→ EXERCISE BRIEF
Start the copy at the line containing "Transcribe this image's" and run it through the last line of the records. Repeat each line exactly; omit pictures.

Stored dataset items
_____

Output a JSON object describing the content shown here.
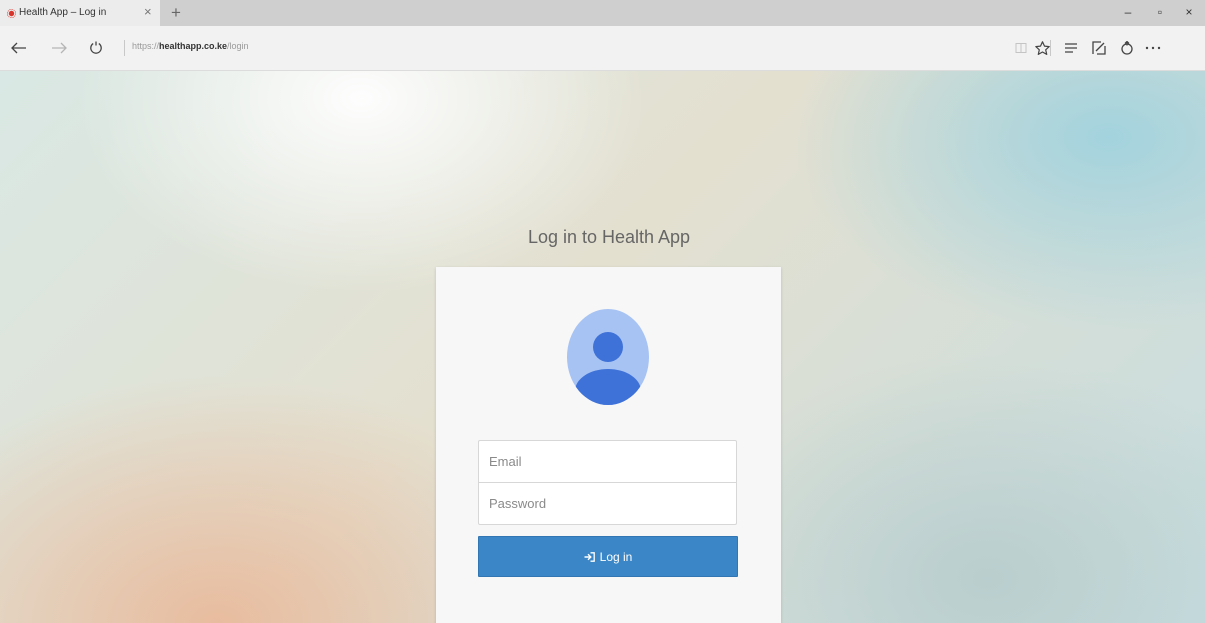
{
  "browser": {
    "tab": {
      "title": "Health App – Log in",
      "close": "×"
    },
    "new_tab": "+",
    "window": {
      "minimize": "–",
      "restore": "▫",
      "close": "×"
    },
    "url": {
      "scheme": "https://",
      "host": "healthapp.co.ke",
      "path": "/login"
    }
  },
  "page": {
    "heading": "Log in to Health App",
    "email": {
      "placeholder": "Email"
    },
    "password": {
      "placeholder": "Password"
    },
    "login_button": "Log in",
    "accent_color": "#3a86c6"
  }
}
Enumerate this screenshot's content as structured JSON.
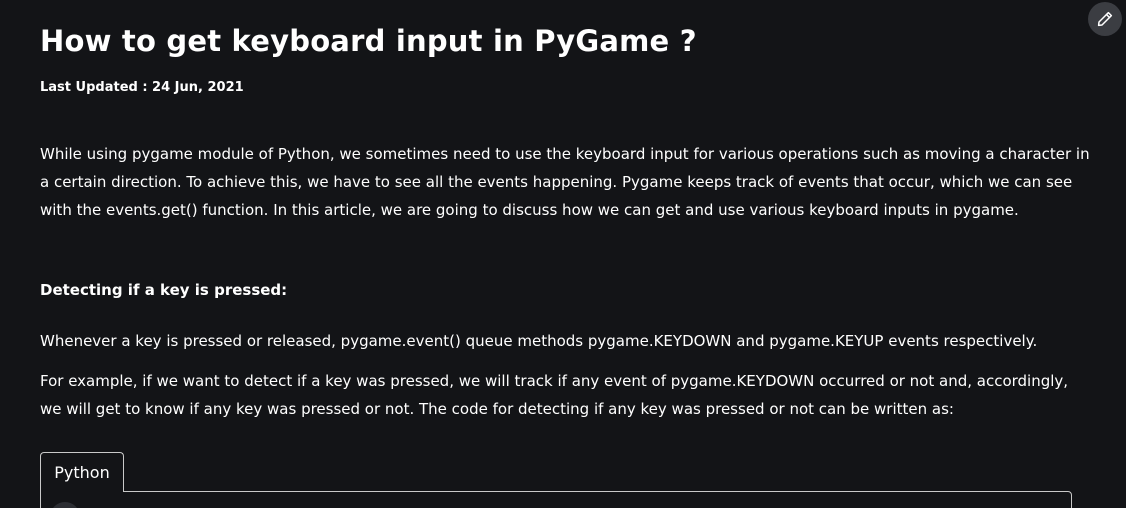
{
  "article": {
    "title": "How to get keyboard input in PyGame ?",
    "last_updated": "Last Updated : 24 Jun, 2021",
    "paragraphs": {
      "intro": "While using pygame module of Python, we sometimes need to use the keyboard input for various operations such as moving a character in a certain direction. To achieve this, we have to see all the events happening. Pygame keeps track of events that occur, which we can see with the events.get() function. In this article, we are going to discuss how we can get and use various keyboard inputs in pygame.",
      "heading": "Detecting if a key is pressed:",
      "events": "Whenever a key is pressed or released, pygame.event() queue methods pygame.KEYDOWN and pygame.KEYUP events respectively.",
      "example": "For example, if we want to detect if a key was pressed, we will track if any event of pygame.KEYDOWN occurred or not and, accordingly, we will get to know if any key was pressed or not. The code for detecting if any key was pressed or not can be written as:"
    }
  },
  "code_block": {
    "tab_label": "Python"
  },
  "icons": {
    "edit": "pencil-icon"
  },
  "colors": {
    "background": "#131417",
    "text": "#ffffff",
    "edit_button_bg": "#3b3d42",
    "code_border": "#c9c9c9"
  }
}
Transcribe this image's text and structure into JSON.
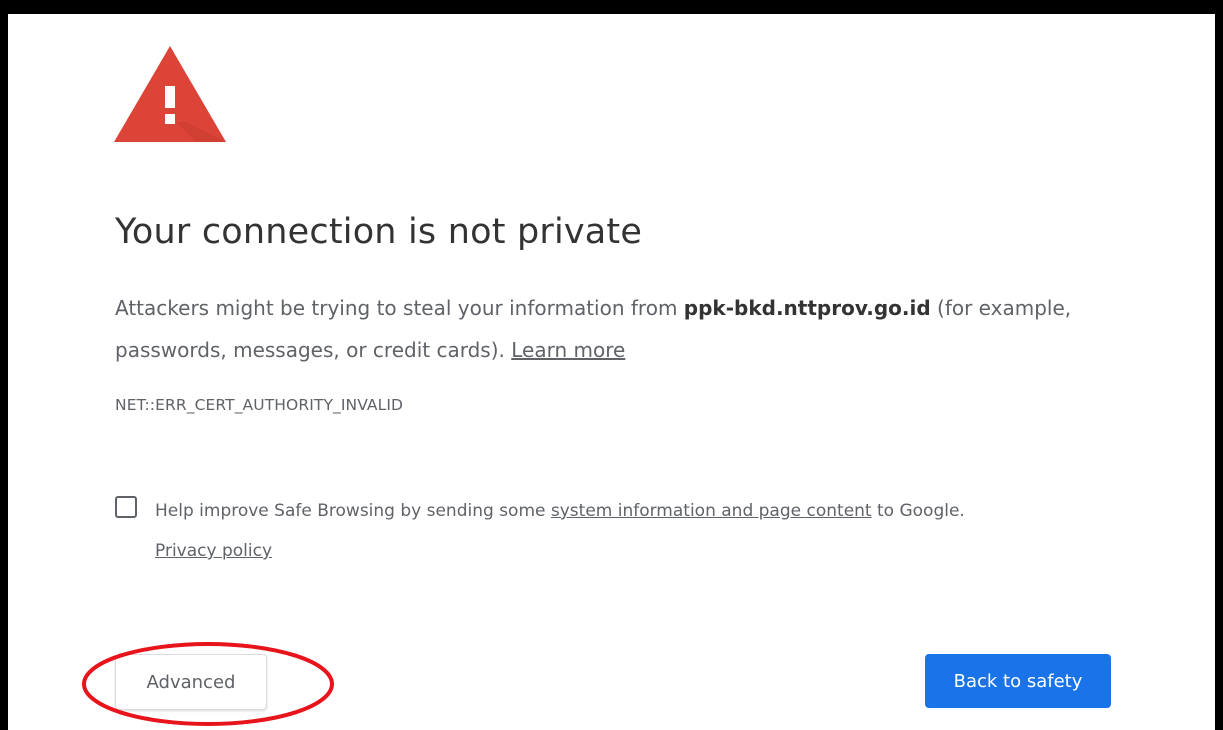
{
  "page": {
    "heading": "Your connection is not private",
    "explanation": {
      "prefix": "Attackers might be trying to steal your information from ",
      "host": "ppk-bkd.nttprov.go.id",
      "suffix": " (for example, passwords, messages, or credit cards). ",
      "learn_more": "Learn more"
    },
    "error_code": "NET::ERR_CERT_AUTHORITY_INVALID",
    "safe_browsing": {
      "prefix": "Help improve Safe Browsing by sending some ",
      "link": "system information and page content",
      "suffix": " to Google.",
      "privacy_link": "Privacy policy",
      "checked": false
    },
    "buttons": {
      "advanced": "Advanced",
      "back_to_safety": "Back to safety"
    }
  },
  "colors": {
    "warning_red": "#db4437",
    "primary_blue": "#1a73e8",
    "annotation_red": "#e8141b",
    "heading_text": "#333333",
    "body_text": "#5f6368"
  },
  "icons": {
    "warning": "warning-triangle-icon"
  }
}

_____

→ RESPONSE
Transcribe this image's text and structure into JSON.
{
  "page": {
    "heading": "Your connection is not private",
    "explanation": {
      "prefix": "Attackers might be trying to steal your information from ",
      "host": "ppk-bkd.nttprov.go.id",
      "suffix": " (for example, passwords, messages, or credit cards). ",
      "learn_more": "Learn more"
    },
    "error_code": "NET::ERR_CERT_AUTHORITY_INVALID",
    "safe_browsing": {
      "prefix": "Help improve Safe Browsing by sending some ",
      "link": "system information and page content",
      "suffix": " to Google.",
      "privacy_link": "Privacy policy",
      "checked": false
    },
    "buttons": {
      "advanced": "Advanced",
      "back_to_safety": "Back to safety"
    }
  },
  "colors": {
    "warning_red": "#db4437",
    "primary_blue": "#1a73e8",
    "annotation_red": "#e8141b",
    "heading_text": "#333333",
    "body_text": "#5f6368"
  },
  "icons": {
    "warning": "warning-triangle-icon"
  }
}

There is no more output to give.